WORK TO BE COMPLETED: Pick out the lines in the listing below that contain the word "photocopying" and copy them.

(RECORDS SUPPLIED Opens)

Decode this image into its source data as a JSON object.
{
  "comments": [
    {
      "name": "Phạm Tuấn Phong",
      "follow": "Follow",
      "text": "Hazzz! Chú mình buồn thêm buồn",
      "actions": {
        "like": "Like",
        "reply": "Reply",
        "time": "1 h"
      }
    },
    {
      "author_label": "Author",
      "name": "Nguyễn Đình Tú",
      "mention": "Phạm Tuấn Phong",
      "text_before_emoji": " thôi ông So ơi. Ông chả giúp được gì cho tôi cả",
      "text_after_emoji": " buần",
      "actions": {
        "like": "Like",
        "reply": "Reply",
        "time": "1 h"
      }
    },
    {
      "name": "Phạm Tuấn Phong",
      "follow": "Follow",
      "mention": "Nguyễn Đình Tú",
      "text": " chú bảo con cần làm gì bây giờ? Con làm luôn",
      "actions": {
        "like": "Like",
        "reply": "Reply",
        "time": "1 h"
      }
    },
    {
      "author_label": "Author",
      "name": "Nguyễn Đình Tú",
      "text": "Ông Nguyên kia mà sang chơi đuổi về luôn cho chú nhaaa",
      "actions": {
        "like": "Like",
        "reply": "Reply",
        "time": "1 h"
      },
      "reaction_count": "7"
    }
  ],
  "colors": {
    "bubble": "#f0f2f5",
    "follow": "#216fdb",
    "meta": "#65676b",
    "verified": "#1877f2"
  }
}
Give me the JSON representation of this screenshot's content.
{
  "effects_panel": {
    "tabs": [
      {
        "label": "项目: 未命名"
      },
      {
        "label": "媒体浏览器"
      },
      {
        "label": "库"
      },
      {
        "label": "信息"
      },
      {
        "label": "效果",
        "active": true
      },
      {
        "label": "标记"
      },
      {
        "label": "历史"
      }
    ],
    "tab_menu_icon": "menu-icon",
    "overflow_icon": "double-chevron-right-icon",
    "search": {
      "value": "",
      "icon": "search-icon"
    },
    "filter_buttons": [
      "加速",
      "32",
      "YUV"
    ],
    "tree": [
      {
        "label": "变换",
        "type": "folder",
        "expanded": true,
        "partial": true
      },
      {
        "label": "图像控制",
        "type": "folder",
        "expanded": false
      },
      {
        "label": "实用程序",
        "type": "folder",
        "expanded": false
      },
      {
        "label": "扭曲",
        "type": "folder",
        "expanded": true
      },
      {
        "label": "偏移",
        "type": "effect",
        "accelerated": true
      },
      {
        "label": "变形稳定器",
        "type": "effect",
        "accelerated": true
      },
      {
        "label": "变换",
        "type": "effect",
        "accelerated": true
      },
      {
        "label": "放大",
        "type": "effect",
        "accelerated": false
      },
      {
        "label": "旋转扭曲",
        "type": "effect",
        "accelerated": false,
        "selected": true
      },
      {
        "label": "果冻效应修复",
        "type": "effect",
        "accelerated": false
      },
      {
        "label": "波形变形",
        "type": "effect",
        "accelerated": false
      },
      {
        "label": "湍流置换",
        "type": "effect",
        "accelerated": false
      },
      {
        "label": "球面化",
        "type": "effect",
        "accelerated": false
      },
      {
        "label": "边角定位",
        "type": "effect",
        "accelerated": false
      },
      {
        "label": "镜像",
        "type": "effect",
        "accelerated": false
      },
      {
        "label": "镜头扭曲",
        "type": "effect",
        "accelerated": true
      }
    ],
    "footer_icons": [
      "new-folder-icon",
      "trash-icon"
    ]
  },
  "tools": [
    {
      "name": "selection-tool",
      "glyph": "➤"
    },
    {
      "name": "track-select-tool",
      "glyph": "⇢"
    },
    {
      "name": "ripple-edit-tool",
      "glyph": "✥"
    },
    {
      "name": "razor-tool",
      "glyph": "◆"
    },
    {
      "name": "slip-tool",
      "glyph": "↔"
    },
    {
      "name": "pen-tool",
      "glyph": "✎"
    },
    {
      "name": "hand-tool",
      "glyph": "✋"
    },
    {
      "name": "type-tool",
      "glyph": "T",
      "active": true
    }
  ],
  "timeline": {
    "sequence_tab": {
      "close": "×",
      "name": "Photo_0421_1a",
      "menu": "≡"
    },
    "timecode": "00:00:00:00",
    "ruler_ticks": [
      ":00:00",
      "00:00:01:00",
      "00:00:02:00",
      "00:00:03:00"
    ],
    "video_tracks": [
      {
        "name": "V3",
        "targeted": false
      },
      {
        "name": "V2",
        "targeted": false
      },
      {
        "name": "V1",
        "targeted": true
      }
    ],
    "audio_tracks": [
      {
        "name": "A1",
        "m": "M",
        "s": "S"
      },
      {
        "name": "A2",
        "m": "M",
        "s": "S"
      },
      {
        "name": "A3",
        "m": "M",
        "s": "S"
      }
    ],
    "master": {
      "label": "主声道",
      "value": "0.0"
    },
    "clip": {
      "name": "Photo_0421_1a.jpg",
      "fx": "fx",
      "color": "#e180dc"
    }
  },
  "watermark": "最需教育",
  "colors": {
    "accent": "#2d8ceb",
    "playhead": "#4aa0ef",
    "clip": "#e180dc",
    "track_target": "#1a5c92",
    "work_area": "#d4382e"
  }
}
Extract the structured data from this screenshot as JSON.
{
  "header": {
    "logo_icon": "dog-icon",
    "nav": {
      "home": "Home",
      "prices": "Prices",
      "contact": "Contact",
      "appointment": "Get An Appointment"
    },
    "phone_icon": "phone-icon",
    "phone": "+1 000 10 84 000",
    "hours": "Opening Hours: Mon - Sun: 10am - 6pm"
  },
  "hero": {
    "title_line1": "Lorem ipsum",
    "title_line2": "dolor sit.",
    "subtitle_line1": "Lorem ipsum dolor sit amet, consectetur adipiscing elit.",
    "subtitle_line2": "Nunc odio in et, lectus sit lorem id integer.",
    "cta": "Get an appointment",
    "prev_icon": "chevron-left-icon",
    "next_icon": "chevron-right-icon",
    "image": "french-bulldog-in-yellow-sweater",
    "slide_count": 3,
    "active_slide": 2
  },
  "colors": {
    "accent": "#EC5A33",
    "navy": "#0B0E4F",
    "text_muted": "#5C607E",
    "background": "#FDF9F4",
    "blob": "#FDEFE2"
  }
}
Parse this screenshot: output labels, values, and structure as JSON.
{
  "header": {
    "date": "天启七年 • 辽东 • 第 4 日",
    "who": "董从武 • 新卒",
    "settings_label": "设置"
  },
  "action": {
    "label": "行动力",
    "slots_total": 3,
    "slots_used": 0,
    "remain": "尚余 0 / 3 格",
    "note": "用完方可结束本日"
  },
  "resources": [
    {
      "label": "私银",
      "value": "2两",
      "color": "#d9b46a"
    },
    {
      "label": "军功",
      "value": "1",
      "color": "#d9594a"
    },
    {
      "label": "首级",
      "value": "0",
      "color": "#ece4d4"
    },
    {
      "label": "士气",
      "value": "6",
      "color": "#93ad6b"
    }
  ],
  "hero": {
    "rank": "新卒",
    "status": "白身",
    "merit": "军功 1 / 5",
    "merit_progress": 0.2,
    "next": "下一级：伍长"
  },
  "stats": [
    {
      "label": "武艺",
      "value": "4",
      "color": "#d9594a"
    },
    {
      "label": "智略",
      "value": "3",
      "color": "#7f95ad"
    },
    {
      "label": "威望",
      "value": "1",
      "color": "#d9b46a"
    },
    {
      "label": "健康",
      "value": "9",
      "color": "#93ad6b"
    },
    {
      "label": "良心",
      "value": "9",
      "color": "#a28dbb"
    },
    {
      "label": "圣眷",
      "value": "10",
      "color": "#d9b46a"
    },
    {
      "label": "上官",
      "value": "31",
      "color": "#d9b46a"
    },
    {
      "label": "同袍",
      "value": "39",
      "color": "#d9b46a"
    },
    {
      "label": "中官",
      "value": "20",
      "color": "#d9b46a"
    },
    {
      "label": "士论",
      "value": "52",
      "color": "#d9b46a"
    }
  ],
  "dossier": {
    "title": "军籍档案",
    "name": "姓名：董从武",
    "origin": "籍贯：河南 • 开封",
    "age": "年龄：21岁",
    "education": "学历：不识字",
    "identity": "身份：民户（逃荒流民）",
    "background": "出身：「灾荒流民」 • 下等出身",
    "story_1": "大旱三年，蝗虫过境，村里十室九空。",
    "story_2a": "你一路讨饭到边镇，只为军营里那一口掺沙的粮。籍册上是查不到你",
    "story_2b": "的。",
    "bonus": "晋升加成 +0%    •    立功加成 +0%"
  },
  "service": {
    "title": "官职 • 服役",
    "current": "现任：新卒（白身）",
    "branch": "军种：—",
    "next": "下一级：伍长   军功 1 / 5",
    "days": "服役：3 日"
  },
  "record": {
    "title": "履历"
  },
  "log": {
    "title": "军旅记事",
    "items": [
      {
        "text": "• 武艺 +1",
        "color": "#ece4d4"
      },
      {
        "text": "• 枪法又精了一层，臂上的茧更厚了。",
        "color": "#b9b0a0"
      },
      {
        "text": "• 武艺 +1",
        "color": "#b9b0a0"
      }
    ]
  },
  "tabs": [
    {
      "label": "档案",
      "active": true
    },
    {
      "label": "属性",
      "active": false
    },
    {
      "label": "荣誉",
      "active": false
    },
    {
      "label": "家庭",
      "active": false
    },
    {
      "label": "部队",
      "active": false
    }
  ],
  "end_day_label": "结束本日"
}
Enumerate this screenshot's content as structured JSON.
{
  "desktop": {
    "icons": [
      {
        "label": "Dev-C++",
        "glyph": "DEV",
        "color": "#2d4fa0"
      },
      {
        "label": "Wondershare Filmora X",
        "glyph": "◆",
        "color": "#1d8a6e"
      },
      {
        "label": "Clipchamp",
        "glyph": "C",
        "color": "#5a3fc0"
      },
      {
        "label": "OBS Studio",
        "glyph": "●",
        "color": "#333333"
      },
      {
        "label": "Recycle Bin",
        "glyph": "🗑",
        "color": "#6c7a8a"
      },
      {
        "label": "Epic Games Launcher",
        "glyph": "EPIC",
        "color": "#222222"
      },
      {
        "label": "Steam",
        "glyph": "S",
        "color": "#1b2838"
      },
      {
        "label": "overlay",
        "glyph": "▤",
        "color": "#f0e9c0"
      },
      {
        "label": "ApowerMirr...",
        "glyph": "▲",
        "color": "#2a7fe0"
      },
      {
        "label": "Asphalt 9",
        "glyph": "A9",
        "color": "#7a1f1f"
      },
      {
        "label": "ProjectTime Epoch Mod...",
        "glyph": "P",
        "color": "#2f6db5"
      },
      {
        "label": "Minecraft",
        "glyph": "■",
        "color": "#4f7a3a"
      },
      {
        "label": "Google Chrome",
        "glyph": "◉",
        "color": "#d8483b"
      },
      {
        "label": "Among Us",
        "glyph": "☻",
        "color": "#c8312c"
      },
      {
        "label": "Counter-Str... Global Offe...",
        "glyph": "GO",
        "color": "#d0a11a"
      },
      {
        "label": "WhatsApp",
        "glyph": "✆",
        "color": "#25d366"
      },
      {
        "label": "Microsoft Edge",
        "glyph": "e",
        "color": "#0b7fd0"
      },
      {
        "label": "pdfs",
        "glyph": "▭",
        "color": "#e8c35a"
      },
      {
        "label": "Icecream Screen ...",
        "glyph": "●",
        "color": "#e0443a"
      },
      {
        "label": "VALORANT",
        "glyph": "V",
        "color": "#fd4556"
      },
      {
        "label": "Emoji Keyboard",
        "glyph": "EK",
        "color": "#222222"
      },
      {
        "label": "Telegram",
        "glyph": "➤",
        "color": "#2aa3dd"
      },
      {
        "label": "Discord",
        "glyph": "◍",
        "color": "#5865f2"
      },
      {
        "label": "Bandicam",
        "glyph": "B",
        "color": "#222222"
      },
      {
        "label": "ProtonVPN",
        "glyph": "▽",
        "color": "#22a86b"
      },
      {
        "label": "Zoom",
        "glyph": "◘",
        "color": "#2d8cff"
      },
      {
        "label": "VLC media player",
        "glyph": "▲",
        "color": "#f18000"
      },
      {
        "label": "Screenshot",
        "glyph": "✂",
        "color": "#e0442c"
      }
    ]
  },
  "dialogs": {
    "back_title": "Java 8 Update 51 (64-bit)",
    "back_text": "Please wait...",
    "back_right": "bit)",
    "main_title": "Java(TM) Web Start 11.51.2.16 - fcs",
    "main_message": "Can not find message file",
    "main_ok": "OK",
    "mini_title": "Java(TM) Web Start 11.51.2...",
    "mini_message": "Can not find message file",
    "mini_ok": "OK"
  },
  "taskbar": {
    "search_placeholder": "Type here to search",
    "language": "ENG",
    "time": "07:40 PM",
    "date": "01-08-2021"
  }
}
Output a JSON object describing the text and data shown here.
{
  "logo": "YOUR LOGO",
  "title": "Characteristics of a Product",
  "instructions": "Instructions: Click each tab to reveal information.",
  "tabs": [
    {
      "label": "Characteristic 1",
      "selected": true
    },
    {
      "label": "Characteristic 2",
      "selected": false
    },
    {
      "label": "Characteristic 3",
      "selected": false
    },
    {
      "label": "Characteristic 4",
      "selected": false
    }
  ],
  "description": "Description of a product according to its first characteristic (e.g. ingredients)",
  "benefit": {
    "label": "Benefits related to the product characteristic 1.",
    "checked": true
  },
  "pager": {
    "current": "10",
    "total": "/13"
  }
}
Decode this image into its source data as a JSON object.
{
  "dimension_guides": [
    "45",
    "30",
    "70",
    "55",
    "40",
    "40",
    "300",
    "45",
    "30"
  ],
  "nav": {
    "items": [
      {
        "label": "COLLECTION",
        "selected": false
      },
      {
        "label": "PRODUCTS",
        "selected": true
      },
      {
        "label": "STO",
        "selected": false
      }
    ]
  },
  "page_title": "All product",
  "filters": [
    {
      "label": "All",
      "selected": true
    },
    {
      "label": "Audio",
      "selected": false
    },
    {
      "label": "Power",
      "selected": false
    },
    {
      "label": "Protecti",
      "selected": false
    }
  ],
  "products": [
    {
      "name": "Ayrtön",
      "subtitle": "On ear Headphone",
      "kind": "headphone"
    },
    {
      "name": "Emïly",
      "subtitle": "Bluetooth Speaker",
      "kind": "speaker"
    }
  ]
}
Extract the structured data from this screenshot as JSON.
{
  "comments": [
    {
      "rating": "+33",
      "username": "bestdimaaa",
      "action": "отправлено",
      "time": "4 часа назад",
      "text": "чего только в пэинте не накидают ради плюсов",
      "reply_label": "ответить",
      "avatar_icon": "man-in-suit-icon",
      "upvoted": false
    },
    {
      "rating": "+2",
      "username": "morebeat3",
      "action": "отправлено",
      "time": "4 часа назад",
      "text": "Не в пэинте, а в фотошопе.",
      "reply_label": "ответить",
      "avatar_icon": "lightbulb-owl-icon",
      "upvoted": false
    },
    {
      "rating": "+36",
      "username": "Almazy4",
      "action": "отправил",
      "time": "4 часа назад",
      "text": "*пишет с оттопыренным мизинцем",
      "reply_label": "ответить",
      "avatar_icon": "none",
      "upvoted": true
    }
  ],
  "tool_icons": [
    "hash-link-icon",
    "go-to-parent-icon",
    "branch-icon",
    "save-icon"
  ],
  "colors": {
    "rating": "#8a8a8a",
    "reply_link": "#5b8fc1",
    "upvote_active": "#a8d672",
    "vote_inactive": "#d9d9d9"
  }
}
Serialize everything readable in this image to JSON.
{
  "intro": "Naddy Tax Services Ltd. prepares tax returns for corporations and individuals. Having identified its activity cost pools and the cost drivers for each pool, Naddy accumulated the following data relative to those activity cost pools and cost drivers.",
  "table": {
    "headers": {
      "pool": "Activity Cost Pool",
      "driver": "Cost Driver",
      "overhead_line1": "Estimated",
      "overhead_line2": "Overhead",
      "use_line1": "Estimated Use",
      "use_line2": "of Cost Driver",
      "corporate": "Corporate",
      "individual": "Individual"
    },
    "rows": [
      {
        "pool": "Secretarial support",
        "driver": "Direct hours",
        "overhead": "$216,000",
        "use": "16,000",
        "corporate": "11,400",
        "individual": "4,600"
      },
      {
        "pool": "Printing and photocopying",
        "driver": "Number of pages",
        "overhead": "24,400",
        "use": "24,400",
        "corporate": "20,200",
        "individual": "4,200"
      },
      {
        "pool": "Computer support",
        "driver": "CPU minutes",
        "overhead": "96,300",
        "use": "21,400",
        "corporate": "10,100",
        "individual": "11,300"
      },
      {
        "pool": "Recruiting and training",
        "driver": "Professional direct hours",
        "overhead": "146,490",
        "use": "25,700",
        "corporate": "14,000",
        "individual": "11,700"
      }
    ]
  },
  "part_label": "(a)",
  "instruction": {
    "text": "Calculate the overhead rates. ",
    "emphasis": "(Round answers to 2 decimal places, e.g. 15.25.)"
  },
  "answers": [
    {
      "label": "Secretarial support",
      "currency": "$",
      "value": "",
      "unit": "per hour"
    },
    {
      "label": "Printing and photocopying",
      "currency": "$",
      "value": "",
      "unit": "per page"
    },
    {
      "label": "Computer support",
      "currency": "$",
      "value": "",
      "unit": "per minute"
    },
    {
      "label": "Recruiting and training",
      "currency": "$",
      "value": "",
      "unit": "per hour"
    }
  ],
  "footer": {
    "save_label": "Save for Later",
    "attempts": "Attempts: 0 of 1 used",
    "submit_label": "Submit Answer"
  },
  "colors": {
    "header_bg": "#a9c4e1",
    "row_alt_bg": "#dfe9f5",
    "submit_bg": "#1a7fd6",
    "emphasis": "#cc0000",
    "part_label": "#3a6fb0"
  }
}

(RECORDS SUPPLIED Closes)

FINISHED EXERCISE:
        "pool": "Printing and photocopying",
      "label": "Printing and photocopying",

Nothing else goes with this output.